All you need to know about The ECAL Manual of Style
One of the world’s leading design schools opens up its innovative, highly effective teaching techniques to the world
Not everyone can attend ECAL, or École cantonale d'art de Lausanne in Switzerland. The school is one of the best places to learn about design, and, over the past 20 years, it has developed a hugely effective, highly engaging teaching method, which pushes its students to develop their creativity in a professional way, collaborating with established designers and brands, to create imaginative and futuristic projects.
Yet, this season, pretty much anyone can benefit from ECAL’s innovative pedagogical methods, via The ECAL Manual of Style. Our new book opens up the school and its teaching methods to a global audience, with this succinct summation of the best, most-effective way to acquire design skills today.
Authored by the acclaimed designer and writer Jonathan Olivares, the manual begins by posing the question, ‘How should design be taught today?’ to a number of prominent designers, critics and tutors, each of whom have been associated with ECAL in some way.
The ECAL Manual of Style

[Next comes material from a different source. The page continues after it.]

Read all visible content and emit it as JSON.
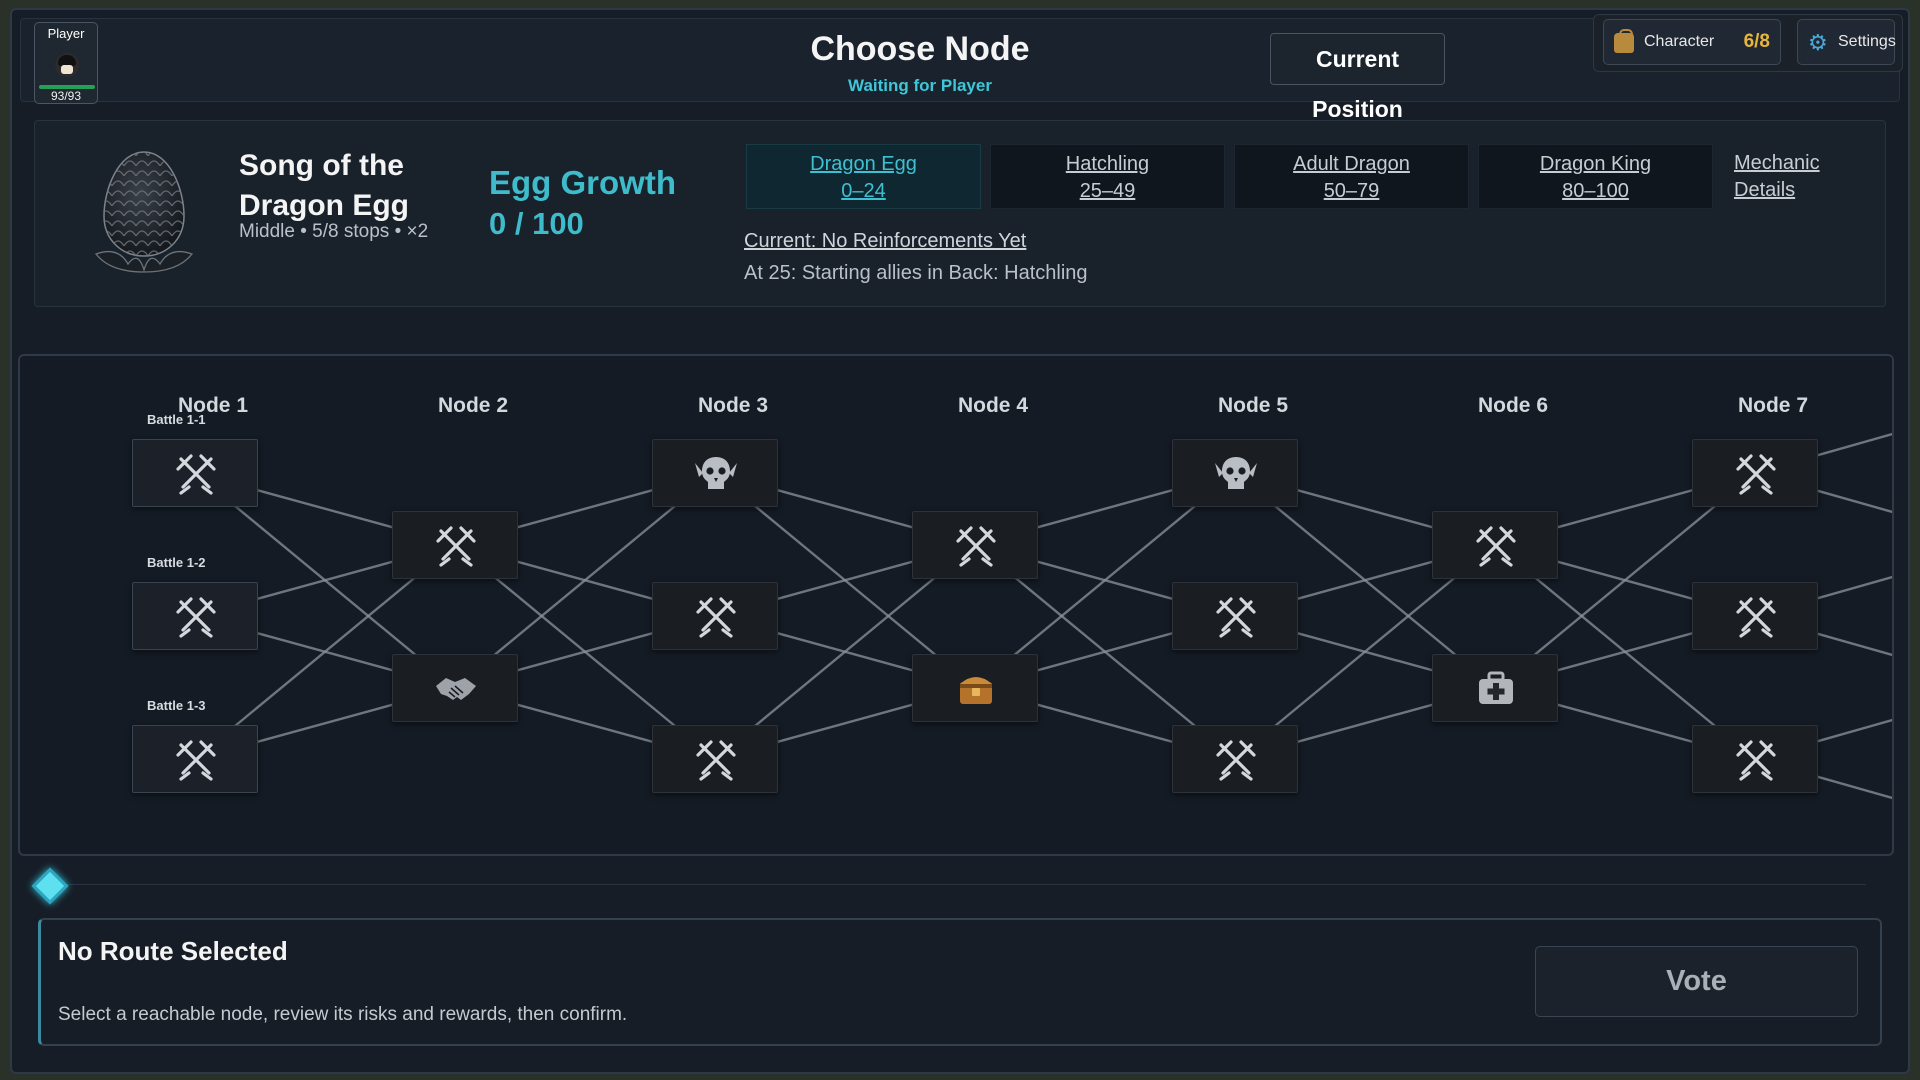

In this opening section, German designer Konstantin Grcic, answers by saying the one skill that is at the core of all good design is thinking; Mette Hay meanwhile, considers many different aspects of the design process, including, freight, production time and work hours, certificates, load tests, packaging, and most of all, impact; the Serpentine Gallery’s Hans Ulrich Obrist, suggests we have to go back to the work of the Italian modernist artist and designer Enzo Mari, to re-learn new forms of design that will last; and for American designer Yves Béhar places emphasis on empathy and the personal point of view.

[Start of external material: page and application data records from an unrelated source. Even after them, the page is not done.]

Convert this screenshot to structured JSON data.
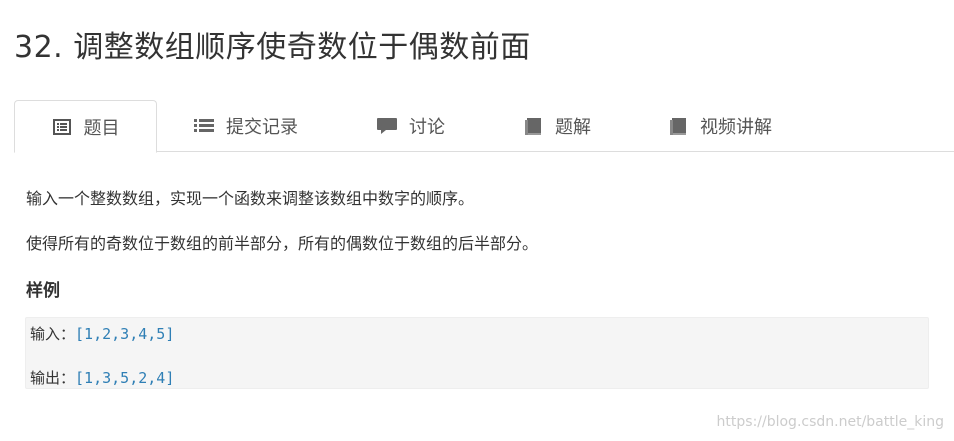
{
  "page": {
    "title": "32. 调整数组顺序使奇数位于偶数前面"
  },
  "tabs": [
    {
      "label": "题目",
      "icon": "document-list-icon",
      "active": true
    },
    {
      "label": "提交记录",
      "icon": "list-icon",
      "active": false
    },
    {
      "label": "讨论",
      "icon": "comment-icon",
      "active": false
    },
    {
      "label": "题解",
      "icon": "book-icon",
      "active": false
    },
    {
      "label": "视频讲解",
      "icon": "book-icon",
      "active": false
    }
  ],
  "problem": {
    "paragraphs": [
      "输入一个整数数组，实现一个函数来调整该数组中数字的顺序。",
      "使得所有的奇数位于数组的前半部分，所有的偶数位于数组的后半部分。"
    ],
    "example_heading": "样例",
    "example": {
      "input_label": "输入",
      "input_colon": "：",
      "input_value": "[1,2,3,4,5]",
      "output_label": "输出",
      "output_colon": "：",
      "output_value": "[1,3,5,2,4]"
    }
  },
  "watermark": "https://blog.csdn.net/battle_king",
  "colors": {
    "text": "#333333",
    "tab_border": "#dddddd",
    "code_bg": "#f5f5f5",
    "code_value": "#2f7fb5",
    "icon": "#666666"
  }
}
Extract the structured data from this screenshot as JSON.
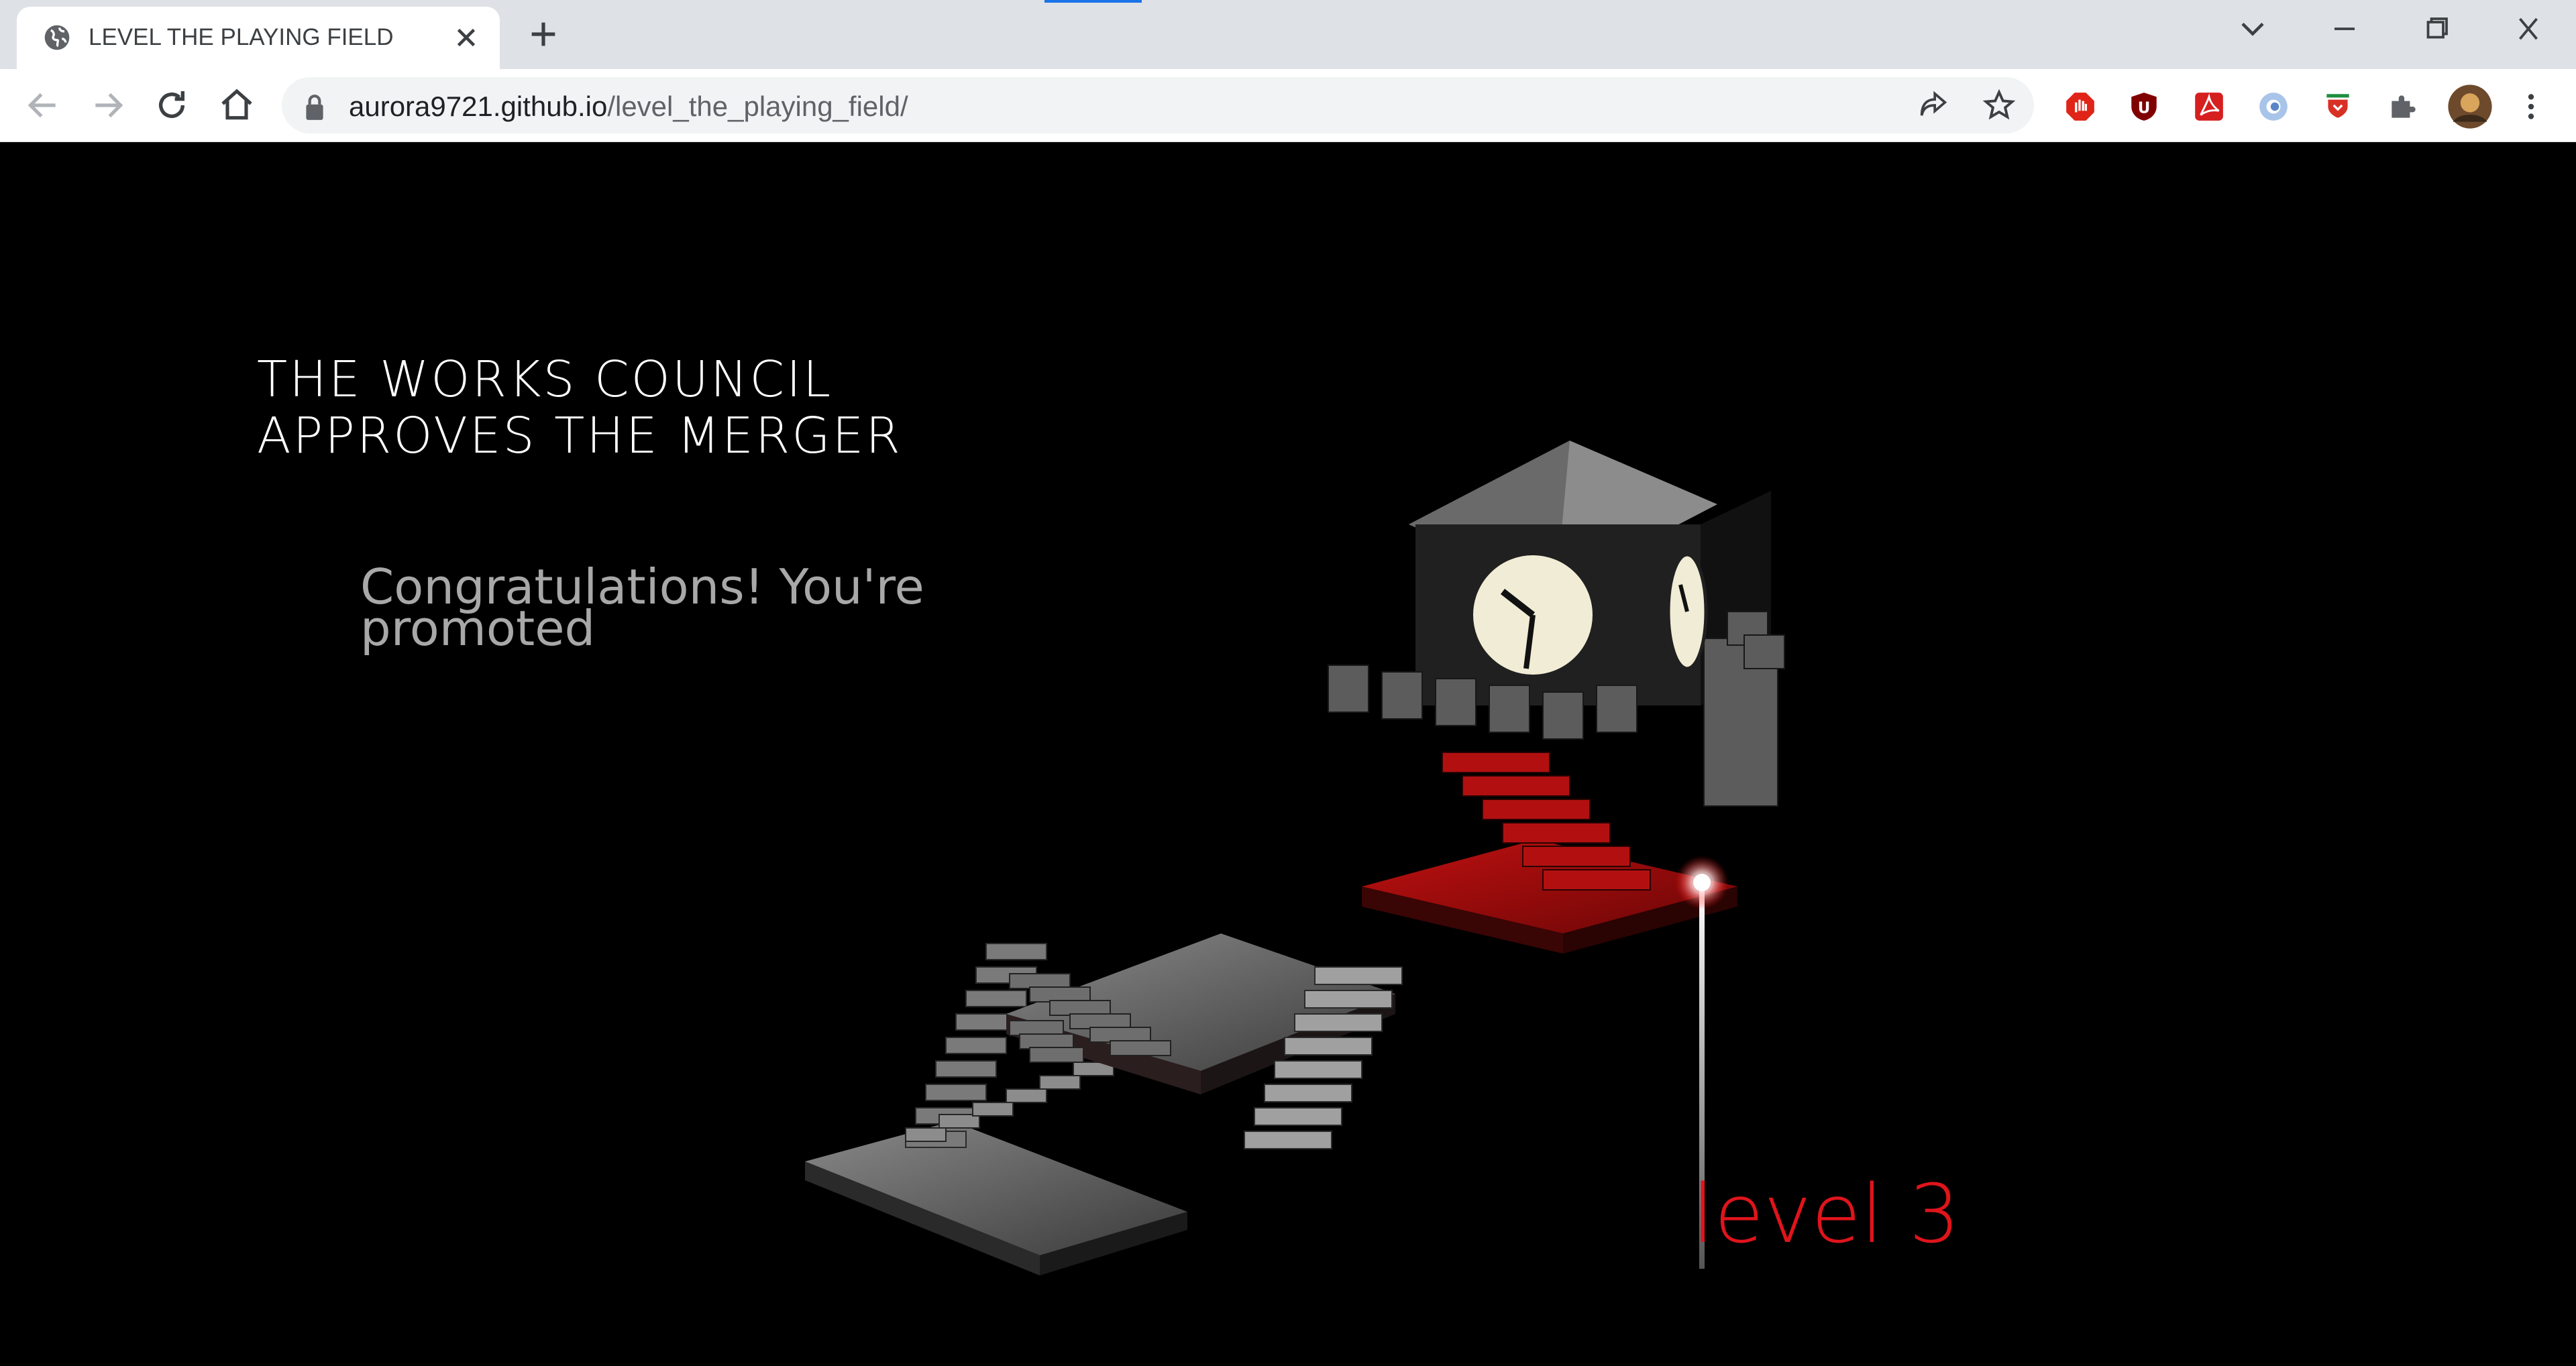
{
  "browser": {
    "tab": {
      "title": "LEVEL THE PLAYING FIELD",
      "favicon": "globe-icon"
    },
    "address": {
      "host": "aurora9721.github.io",
      "path": "/level_the_playing_field/"
    },
    "nav_icons": [
      "back-arrow-icon",
      "forward-arrow-icon",
      "reload-icon",
      "home-icon"
    ],
    "omnibox_icons": [
      "share-icon",
      "star-icon"
    ],
    "extensions": [
      {
        "icon": "stop-hand-icon",
        "color": "#e02418"
      },
      {
        "icon": "ublock-icon",
        "color": "#800000"
      },
      {
        "icon": "acrobat-icon",
        "color": "#d61f1f"
      },
      {
        "icon": "grammar-icon",
        "color": "#a9c4e9"
      },
      {
        "icon": "shield-extension-icon",
        "color": "#d93025"
      },
      {
        "icon": "puzzle-icon",
        "color": "#5f6368"
      }
    ]
  },
  "game": {
    "headline": "THE WORKS COUNCIL APPROVES THE MERGER",
    "message": "Congratulations! You're promoted",
    "level_label": "level 3",
    "accent_color": "#e0141b"
  }
}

Following these pages, The ECAL Manual of Style presents a series of projects, demonstrating how, over the two previous decades, students, working with brands and tutors have created some of the most effective and challenging projects. There’s Ronan Bouroullec Kitchen Workshop, created in collaboration with Boffi; the Icelandic Whale Bone project, in which students fashioned objects created from bones collected on Icelandic beaches; and the Swiss Craft with Formafanstasma, a project conceived in collaboration with the Swiss watch manufacturer Vacheron Constantin.
Finally, the book concludes with a series of moving and insightful testimonies from former students, explaining how now established designers found their experience at the school, what they learnt, and how useful their time there was in developing their careers as designers.

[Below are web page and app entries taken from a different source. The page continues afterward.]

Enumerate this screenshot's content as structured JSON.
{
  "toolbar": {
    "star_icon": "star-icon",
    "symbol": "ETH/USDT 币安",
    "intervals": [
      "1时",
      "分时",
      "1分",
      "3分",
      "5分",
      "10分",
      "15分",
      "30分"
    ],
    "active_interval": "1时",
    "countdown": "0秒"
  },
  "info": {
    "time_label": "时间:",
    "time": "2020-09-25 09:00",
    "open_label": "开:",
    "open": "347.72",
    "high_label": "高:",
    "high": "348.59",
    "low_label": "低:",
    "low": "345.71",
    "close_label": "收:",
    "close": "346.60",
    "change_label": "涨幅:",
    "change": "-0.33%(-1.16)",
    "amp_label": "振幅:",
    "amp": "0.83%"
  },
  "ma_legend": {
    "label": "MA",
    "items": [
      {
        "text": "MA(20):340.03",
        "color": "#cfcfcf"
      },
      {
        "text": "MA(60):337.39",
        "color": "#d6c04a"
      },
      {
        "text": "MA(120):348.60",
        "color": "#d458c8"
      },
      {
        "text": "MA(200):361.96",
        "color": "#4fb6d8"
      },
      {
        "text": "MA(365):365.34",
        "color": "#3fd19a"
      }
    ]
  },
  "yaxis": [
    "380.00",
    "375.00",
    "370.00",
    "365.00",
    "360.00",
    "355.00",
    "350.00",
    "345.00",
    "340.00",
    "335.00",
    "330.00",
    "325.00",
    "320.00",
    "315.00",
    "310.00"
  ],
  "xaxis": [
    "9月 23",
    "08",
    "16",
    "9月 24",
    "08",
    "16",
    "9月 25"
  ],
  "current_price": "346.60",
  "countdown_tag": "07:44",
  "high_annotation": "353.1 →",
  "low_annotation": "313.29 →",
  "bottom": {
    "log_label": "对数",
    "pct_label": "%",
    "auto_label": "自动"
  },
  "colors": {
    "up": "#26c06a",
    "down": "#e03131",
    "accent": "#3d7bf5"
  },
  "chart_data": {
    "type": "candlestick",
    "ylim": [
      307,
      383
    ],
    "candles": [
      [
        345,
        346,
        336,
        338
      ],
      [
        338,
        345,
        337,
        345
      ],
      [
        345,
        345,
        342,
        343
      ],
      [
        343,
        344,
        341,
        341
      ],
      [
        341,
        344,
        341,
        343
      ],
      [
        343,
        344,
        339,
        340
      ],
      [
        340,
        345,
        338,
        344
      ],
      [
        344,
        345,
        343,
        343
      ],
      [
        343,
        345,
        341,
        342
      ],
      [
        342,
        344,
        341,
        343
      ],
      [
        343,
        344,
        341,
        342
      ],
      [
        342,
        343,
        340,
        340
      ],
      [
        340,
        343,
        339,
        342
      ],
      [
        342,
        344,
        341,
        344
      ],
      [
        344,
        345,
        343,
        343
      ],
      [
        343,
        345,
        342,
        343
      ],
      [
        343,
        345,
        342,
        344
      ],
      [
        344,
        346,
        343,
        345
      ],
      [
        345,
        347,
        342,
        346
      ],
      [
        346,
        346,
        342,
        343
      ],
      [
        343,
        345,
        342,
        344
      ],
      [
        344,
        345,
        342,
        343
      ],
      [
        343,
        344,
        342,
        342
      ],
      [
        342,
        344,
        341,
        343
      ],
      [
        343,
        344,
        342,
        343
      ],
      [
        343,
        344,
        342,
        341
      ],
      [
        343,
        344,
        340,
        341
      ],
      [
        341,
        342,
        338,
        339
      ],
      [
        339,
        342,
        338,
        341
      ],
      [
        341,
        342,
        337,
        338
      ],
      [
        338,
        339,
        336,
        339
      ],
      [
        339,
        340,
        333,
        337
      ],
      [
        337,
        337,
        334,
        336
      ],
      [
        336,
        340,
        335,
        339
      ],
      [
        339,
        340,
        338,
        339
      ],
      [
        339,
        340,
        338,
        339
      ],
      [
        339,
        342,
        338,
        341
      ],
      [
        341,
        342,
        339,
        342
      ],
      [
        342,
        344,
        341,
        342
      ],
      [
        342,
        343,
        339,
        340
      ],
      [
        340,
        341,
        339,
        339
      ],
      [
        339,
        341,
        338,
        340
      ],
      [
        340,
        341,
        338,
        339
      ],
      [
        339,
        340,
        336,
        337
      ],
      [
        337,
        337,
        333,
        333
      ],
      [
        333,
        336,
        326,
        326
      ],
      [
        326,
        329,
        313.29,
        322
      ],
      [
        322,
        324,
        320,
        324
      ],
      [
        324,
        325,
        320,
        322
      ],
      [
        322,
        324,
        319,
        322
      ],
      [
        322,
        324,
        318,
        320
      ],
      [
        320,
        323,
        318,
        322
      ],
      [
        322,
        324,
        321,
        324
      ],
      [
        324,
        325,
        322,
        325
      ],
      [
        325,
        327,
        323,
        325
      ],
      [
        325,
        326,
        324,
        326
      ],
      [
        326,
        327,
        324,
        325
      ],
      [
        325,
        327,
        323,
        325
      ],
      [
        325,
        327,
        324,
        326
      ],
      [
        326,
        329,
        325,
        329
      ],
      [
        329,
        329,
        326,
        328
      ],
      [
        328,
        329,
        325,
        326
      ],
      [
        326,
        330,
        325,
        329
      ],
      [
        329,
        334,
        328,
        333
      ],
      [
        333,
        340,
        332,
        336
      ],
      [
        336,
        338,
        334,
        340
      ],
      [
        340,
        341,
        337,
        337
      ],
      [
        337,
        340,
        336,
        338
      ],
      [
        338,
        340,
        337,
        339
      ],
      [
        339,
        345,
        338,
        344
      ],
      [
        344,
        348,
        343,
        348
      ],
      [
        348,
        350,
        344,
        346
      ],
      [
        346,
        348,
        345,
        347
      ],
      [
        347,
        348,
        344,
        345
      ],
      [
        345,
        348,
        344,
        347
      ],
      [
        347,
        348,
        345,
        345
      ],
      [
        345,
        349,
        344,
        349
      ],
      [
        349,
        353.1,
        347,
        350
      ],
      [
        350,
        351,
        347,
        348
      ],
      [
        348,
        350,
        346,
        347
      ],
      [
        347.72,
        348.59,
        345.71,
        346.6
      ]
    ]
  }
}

The ECAL Manual of Style
A handsome, 208-page hardback book, featuring 300 colour illustrations, is both the perfect guide for young designers and design students, keen to sharpen their skills, and those wishing to deepen their understanding of the brilliant thinking that underpins much of contemporary design today. To find out more and order your copy go here.